Whatever your motivation for learning a new language may be, be it a competitive edge for a job or for future travels, it’s important to set goals to help structure the learning process. For example, my dad’s New Year’s resolution in 2015 was to learn conversational Spanish. He spent a few hours on it each week, and by the end of the year, voila! Think about your time frame, keeping in mind the number of hours you would be capable of devoting to it each week and what you hope to achieve at the end. Learning German for a job would be very different from learning it for an upcoming trip. Similarly, whether you have two months or five will greatly impact your learning too.
Armed with a plan, you’re ready to advance to the next stage — familiarizing yourself with the basics of the language. If the language follows a different script, it is a good idea to first learn the alphabet and the sounds for each letter. There is a treasure trove of free online resources to understand basic language syntax and semantics. Popular language learning apps such as Duolingo, Memrise and Busuu improve vocabulary while also helping you comprehend grammar rules. Apart from these apps, a quick web search would reveal scores of websites with practice worksheets and videos.
Take your learning to the next level by listening! Watch cartoons and movies in the language you’re learning — when I was learning French, I found it helpful to watch cartoons such as “The Adventures of Tintin“ and children’s movies with storylines I was already familiar with. Listening enables you to gauge the nuances and pronunciation of the language you’re learning. Other sources such as podcasts can also help you gain a better understanding of how to converse. Apart from listening, reading short stories or newspaper articles allows you to fine-tune your grammar and language rules while also improving overall vocabulary.

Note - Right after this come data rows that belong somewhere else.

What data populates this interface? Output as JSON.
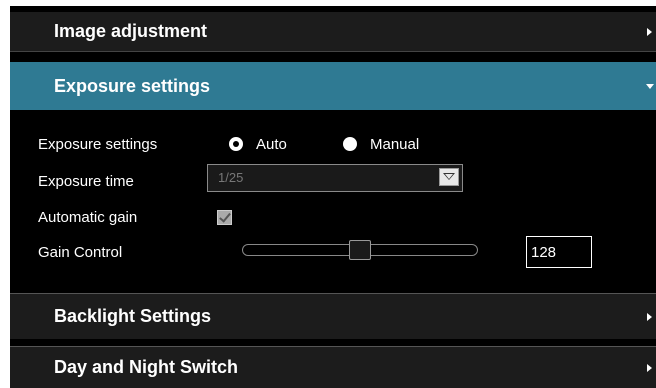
{
  "sections": {
    "image_adjustment": {
      "title": "Image adjustment"
    },
    "exposure": {
      "title": "Exposure settings"
    },
    "backlight": {
      "title": "Backlight Settings"
    },
    "day_night": {
      "title": "Day and Night Switch"
    }
  },
  "exposure_panel": {
    "mode": {
      "label": "Exposure settings",
      "options": [
        "Auto",
        "Manual"
      ],
      "selected": "Auto"
    },
    "time": {
      "label": "Exposure time",
      "value": "1/25"
    },
    "auto_gain": {
      "label": "Automatic gain",
      "checked": true
    },
    "gain": {
      "label": "Gain Control",
      "value": "128"
    }
  },
  "colors": {
    "active_header": "#2f7a93",
    "header_bg": "#1c1c1c",
    "panel_bg": "#000000"
  }
}
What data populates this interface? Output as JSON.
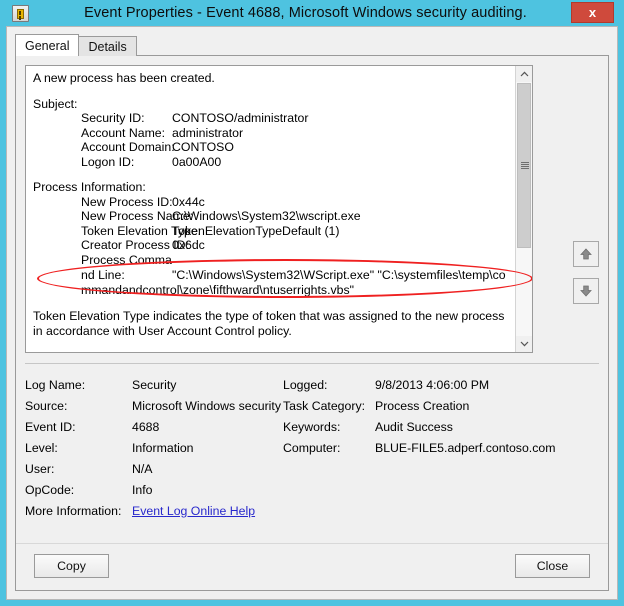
{
  "window": {
    "title": "Event Properties - Event 4688, Microsoft Windows security auditing.",
    "icon": "event-log-icon",
    "close_label": "x",
    "border_color": "#4ec3e0"
  },
  "tabs": [
    {
      "label": "General",
      "active": true
    },
    {
      "label": "Details",
      "active": false
    }
  ],
  "event": {
    "summary": "A new process has been created.",
    "sections": [
      {
        "heading": "Subject:",
        "rows": [
          {
            "label": "Security ID:",
            "value": "CONTOSO/administrator"
          },
          {
            "label": "Account Name:",
            "value": "administrator"
          },
          {
            "label": "Account Domain:",
            "value": "CONTOSO"
          },
          {
            "label": "Logon ID:",
            "value": "0a00A00"
          }
        ]
      },
      {
        "heading": "Process Information:",
        "rows": [
          {
            "label": "New Process ID:",
            "value": "0x44c"
          },
          {
            "label": "New Process Name:",
            "value": "C:\\Windows\\System32\\wscript.exe"
          },
          {
            "label": "Token Elevation Type:",
            "value": "TokenElevationTypeDefault (1)"
          },
          {
            "label": "Creator Process ID:",
            "value": "0x6dc"
          }
        ]
      }
    ],
    "command_line": {
      "label": "Process Command Line:",
      "value": "\"C:\\Windows\\System32\\WScript.exe\" \"C:\\systemfiles\\temp\\commandandcontrol\\zone\\fifthward\\ntuserrights.vbs\"",
      "highlighted": true,
      "highlight_color": "#ef2020"
    },
    "note": "Token Elevation Type indicates the type of token that was assigned to the new process in accordance with User Account Control policy."
  },
  "scrollbar": {
    "up_arrow": "chevron-up-icon",
    "down_arrow": "chevron-down-icon"
  },
  "nav_buttons": [
    {
      "name": "previous-event-button",
      "icon": "arrow-up-icon"
    },
    {
      "name": "next-event-button",
      "icon": "arrow-down-icon"
    }
  ],
  "metadata": {
    "left": [
      {
        "label": "Log Name:",
        "value": "Security"
      },
      {
        "label": "Source:",
        "value": "Microsoft Windows security"
      },
      {
        "label": "Event ID:",
        "value": "4688"
      },
      {
        "label": "Level:",
        "value": "Information"
      },
      {
        "label": "User:",
        "value": "N/A"
      },
      {
        "label": "OpCode:",
        "value": "Info"
      }
    ],
    "right": [
      {
        "label": "Logged:",
        "value": "9/8/2013 4:06:00 PM"
      },
      {
        "label": "Task Category:",
        "value": "Process Creation"
      },
      {
        "label": "Keywords:",
        "value": "Audit Success"
      },
      {
        "label": "Computer:",
        "value": "BLUE-FILE5.adperf.contoso.com"
      }
    ],
    "more_info_label": "More Information:",
    "more_info_link": "Event Log Online Help"
  },
  "footer": {
    "copy_label": "Copy",
    "close_label": "Close"
  }
}
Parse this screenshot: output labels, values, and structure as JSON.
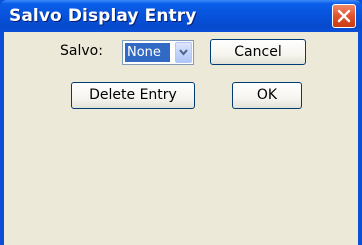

Finally, practice, practice and practice speaking! I’ve realized that being able to read a language versus being able to fluently speak are two completely different things. When I initially learned French, I found that while I had a good hold over my language comprehension and could read well, it was a whole other story when it came to speaking. It was difficult to find the right words on the fly and string them together in my head with correct grammar when speaking. Practice introducing yourself, ordering from restaurants or conversing with someone. There are many free, verified speaking-exchange websites through which you can speak with a real person in the language you’re learning.
Lastly, have fun in the process! When it gets difficult, remember why you wanted to start learning the language in the first place and never lose sight of your goal. Take the opportunity to learn about a new culture and history while immersing yourself in the language.
Contact Nandita Radhakrishnan at [email protected]ailycal.org.